Romanian semi-automatic rifle chambered in 7.62x54R. Although more commonly known as the PSL, some U.S importers made up new names or designation codes, one being the SSG-97. You’ll sometimes see PSL’s marked SSG-97, FPK and even Dragunovs. Note the internal parts which are nearly identical to your average AK, just a bit enlarged. (GRH)
Short Magazine Lee-Enfield MkIII conversion, manufactured in 1916 by Birmigham Small Arms company, serial number 2. .303 British, 20 or 10 rounds box magazine, gas operated semi automatic, stamped sheet metal hand and face guards and pistol grip. Although obviously more reliable than the Chauchat, the Lewis gun was not available in sufficient quantity during WW1 and the British army had to rely on some other ways to provide superior firepower to its soldiers. This was one such unfortunate yet awesome way.
Before Adam Lanza, who perpetrated the “Sandy Hook Massacre,” there was Patrick Purdy and the “Stockton Massacre.” Patrick was born in Tacoma, Washington in 1964. When just 2-years-old, Patrick’s mother divorced his father after he threatened her with a gun. As a student in Cleveland Elementary School, he soon turned to alcohol in an attempt to alleviate his problems. After slapping his mother in the face, he was thrown out of her home and was homeless for several months before being placed in foster care. Patrick was eventually adopted by a family and shortly thereafter, started to take hard drugs as a coping mechanism.
When Patrick was 17-years-old, his father died in a traffic collision and Patrick soon started to accuse his mother of stealing money that was left behind for him. Throughout his adolescence, he was in and out of trouble with the law. He was a known drug addict and as a way to finance his drug addiction, he turned to prostitution. He was arrested on several occasions, from drug dealing to robbery, he was seemingly constantly serving a sentence for something. On one stint, he attempted suicide and was diagnosed as having “‘mental retardation.” After his release in 1987, he started to collect books on white supremacy and could often be heard complaining about the high volume of Asians in the area he lived as well as San Joaquin Delta College where he attended welding classes. Friends would later describe Patrick as suicidal, adding that he seemed to have a particular hatred for those of Asian descent, adding that he never came across as violent. His apartment in Stockton, California, was filled with toy soldiers - he was peculiar, they said, but nothing hinted he was dangerous. He often complained he was upset that he never made anything of himself and was a failure. On 17 January, 1989, an anonymous caller contacted Stockton Police Department and warned them that the young pupils of Cleveland Elementary School, Patrick’s old school, would be dead. Nevertheless, classes carried on as usual but that day would be anything other than “usual.”

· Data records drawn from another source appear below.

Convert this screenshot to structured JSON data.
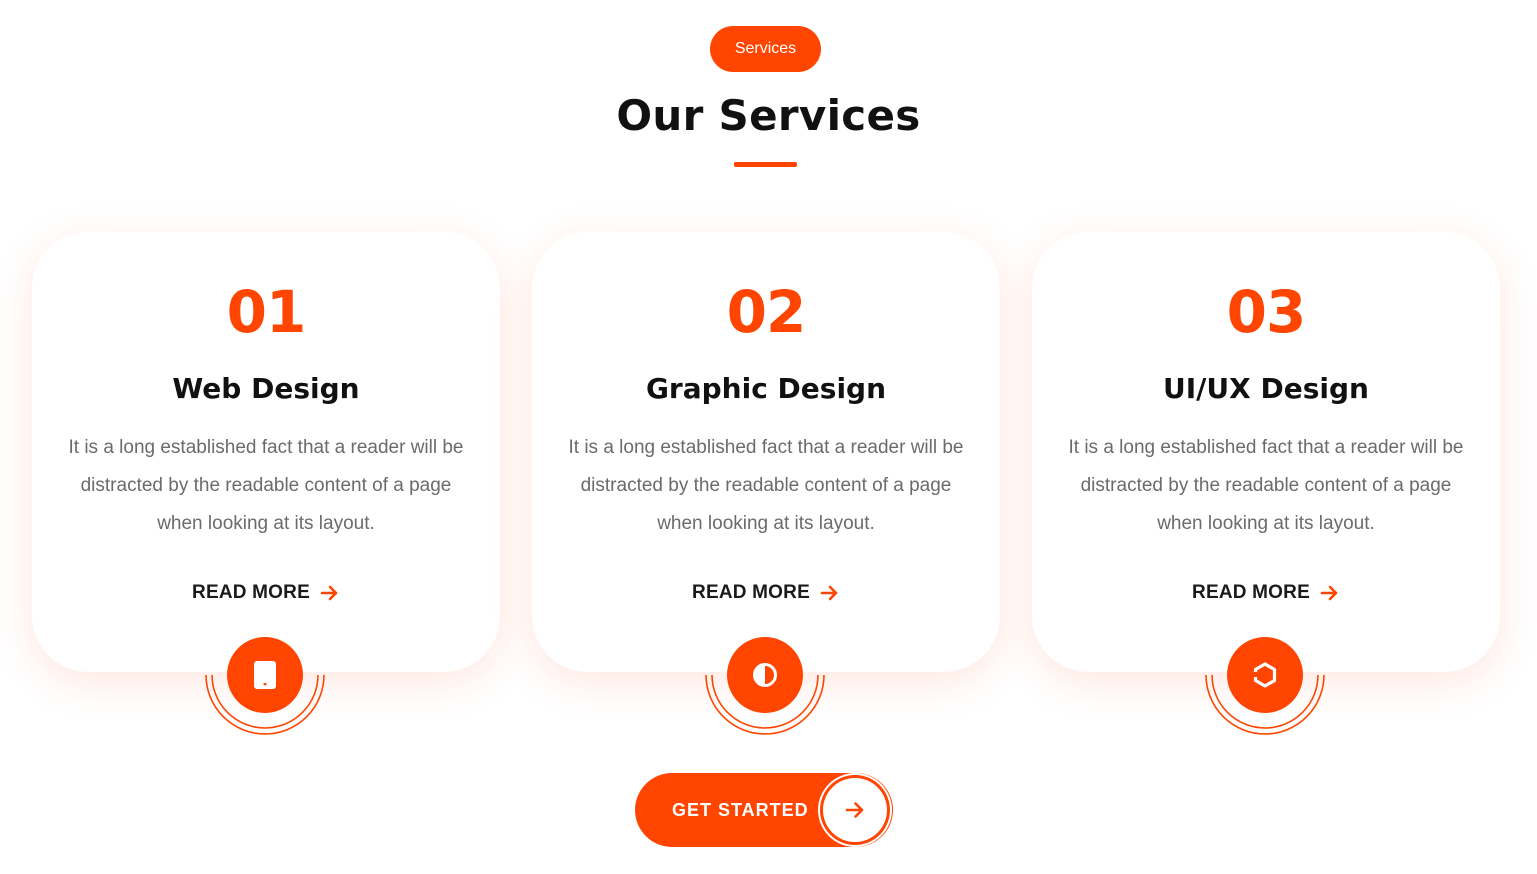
{
  "header": {
    "badge_label": "Services",
    "title": "Our Services"
  },
  "cards": [
    {
      "number": "01",
      "title": "Web Design",
      "description": "It is a long established fact that a reader will be distracted by the readable content of a page when looking at its layout.",
      "link_label": "READ MORE",
      "icon": "tablet-icon"
    },
    {
      "number": "02",
      "title": "Graphic Design",
      "description": "It is a long established fact that a reader will be distracted by the readable content of a page when looking at its layout.",
      "link_label": "READ MORE",
      "icon": "contrast-icon"
    },
    {
      "number": "03",
      "title": "UI/UX Design",
      "description": "It is a long established fact that a reader will be distracted by the readable content of a page when looking at its layout.",
      "link_label": "READ MORE",
      "icon": "cube-icon"
    }
  ],
  "cta": {
    "label": "GET STARTED",
    "icon": "arrow-right-icon"
  },
  "colors": {
    "accent": "#ff4500",
    "heading": "#111111",
    "body_text": "#6b6b6b",
    "background": "#ffffff"
  }
}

At approximately noon, Patrick parked his car behind the school. His car was packed with fireworks which he then set alight, causing his car to explode. From here he walked to the school playground, armed with a semi-automatic rifle, he shot indiscriminately. Within three minutes, he shot 106 rounds, killing five children and wounding another 30. All of the children who were killed and a vast majority of the injured were of Cambodian or Vietnamese descent. The parents of these children had immigrated to America in search of pastures green. After the shooting, Patrick shot himself dead.
The shocking murders begged the question: “How could a man with a history such as Patricks, walk into a gun store and leave with an AK-47, no questions asked?” The sole purpose of weapons such as this is to end human life, so why was he so easily able to purchase one? Following the murders, measures were taken to ban assault weapons in California, paving the way to the Roberti-Roos Assault Weapons Control Act or 1989.